PROBLEM DETAILS: Omitting the pictures, print every line below exactly as it stands.

DATA FOR PROCESSING START

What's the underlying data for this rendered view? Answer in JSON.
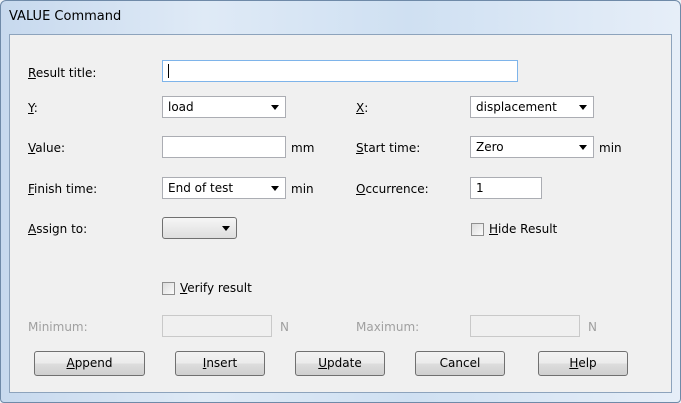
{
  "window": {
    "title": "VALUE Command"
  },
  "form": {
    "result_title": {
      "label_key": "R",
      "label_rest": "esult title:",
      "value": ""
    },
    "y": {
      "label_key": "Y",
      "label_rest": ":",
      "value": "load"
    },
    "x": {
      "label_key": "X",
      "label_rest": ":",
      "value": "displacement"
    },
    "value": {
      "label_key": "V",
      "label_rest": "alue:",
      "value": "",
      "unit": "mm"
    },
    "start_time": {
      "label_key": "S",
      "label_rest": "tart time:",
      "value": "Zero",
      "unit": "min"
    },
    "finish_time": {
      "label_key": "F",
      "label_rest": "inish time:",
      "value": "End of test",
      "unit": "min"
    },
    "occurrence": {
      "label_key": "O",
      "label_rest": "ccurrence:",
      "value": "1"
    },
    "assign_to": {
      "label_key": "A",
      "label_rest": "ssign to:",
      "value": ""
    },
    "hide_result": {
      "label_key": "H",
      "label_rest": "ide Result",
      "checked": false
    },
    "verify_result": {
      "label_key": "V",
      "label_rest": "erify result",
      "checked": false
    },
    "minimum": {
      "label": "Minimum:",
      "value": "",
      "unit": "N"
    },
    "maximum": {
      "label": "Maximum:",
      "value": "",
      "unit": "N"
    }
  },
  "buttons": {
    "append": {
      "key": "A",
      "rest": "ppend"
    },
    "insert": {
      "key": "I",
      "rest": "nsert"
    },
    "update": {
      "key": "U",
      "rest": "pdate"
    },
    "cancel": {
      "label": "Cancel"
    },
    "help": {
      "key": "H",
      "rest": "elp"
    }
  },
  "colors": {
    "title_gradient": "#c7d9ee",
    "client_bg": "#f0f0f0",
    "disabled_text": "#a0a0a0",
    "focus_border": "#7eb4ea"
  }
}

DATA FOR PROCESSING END

YOUR SOLUTION:
What's the underlying data for this rendered view? Answer in JSON.
{
  "window": {
    "title": "VALUE Command"
  },
  "form": {
    "result_title": {
      "label_key": "R",
      "label_rest": "esult title:",
      "value": ""
    },
    "y": {
      "label_key": "Y",
      "label_rest": ":",
      "value": "load"
    },
    "x": {
      "label_key": "X",
      "label_rest": ":",
      "value": "displacement"
    },
    "value": {
      "label_key": "V",
      "label_rest": "alue:",
      "value": "",
      "unit": "mm"
    },
    "start_time": {
      "label_key": "S",
      "label_rest": "tart time:",
      "value": "Zero",
      "unit": "min"
    },
    "finish_time": {
      "label_key": "F",
      "label_rest": "inish time:",
      "value": "End of test",
      "unit": "min"
    },
    "occurrence": {
      "label_key": "O",
      "label_rest": "ccurrence:",
      "value": "1"
    },
    "assign_to": {
      "label_key": "A",
      "label_rest": "ssign to:",
      "value": ""
    },
    "hide_result": {
      "label_key": "H",
      "label_rest": "ide Result",
      "checked": false
    },
    "verify_result": {
      "label_key": "V",
      "label_rest": "erify result",
      "checked": false
    },
    "minimum": {
      "label": "Minimum:",
      "value": "",
      "unit": "N"
    },
    "maximum": {
      "label": "Maximum:",
      "value": "",
      "unit": "N"
    }
  },
  "buttons": {
    "append": {
      "key": "A",
      "rest": "ppend"
    },
    "insert": {
      "key": "I",
      "rest": "nsert"
    },
    "update": {
      "key": "U",
      "rest": "pdate"
    },
    "cancel": {
      "label": "Cancel"
    },
    "help": {
      "key": "H",
      "rest": "elp"
    }
  },
  "colors": {
    "title_gradient": "#c7d9ee",
    "client_bg": "#f0f0f0",
    "disabled_text": "#a0a0a0",
    "focus_border": "#7eb4ea"
  }
}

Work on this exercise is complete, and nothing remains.